#### PROBLEM STATEMENT:
Which lines in the records below contain the word "Visualize"? Report each of them.

Dataset excerpts:
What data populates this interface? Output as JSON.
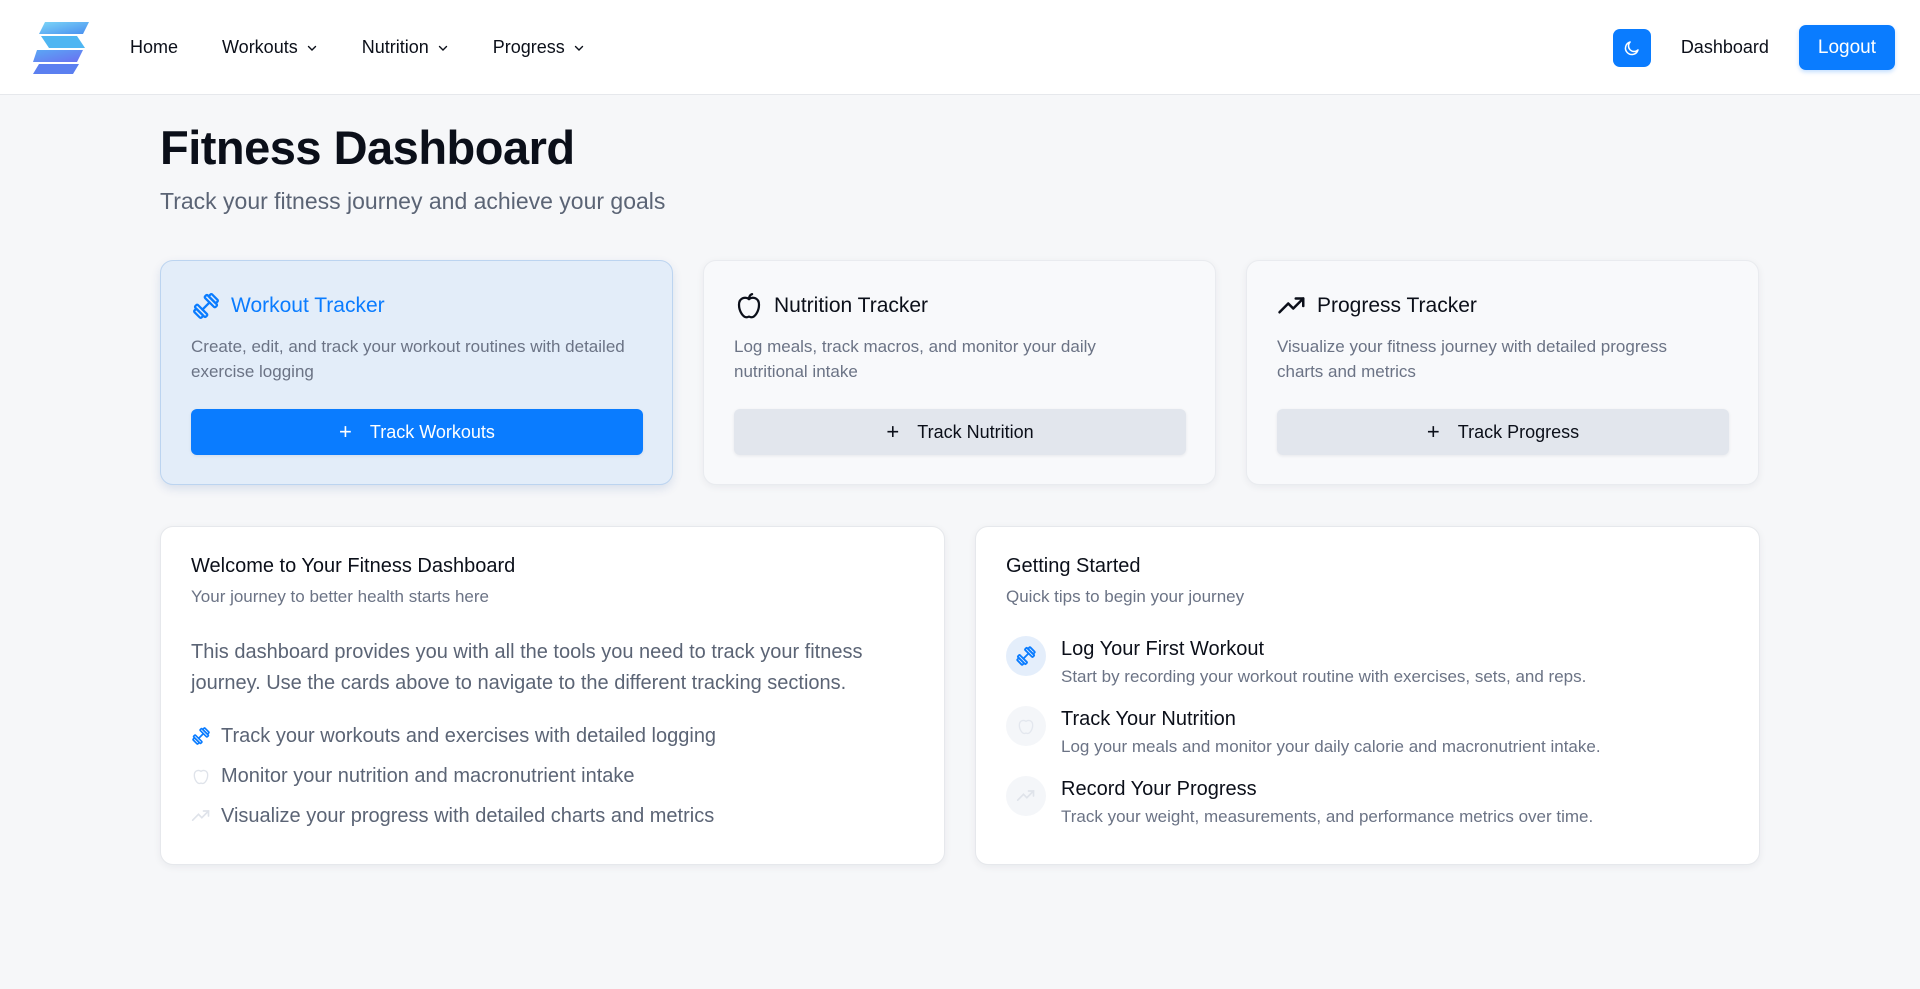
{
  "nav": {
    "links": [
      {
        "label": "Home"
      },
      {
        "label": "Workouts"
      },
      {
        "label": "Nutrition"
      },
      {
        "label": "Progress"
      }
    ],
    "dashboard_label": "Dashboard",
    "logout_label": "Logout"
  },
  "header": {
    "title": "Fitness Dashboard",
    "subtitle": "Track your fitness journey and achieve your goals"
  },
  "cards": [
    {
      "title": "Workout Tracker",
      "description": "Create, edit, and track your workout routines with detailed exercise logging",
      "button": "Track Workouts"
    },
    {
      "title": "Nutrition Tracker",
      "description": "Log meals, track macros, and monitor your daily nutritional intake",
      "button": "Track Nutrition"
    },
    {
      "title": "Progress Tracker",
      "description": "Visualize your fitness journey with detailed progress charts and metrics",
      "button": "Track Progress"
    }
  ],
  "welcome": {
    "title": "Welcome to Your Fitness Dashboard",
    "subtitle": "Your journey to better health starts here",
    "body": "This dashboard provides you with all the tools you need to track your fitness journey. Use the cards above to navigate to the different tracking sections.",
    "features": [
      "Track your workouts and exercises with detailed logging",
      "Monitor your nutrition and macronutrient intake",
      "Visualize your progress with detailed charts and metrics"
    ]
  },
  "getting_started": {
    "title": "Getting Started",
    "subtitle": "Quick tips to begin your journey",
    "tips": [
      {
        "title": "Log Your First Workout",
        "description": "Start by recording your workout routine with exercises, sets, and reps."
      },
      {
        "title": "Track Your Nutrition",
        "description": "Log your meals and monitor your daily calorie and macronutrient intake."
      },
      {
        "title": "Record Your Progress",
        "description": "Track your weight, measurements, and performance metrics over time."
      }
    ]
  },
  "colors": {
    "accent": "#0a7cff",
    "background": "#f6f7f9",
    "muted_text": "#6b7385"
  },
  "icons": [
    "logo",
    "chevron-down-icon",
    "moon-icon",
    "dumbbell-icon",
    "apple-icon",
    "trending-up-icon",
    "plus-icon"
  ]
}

#### EXPECTED ANSWER:
      "description": "Visualize your fitness journey with detailed progress charts and metrics",
      "Visualize your progress with detailed charts and metrics"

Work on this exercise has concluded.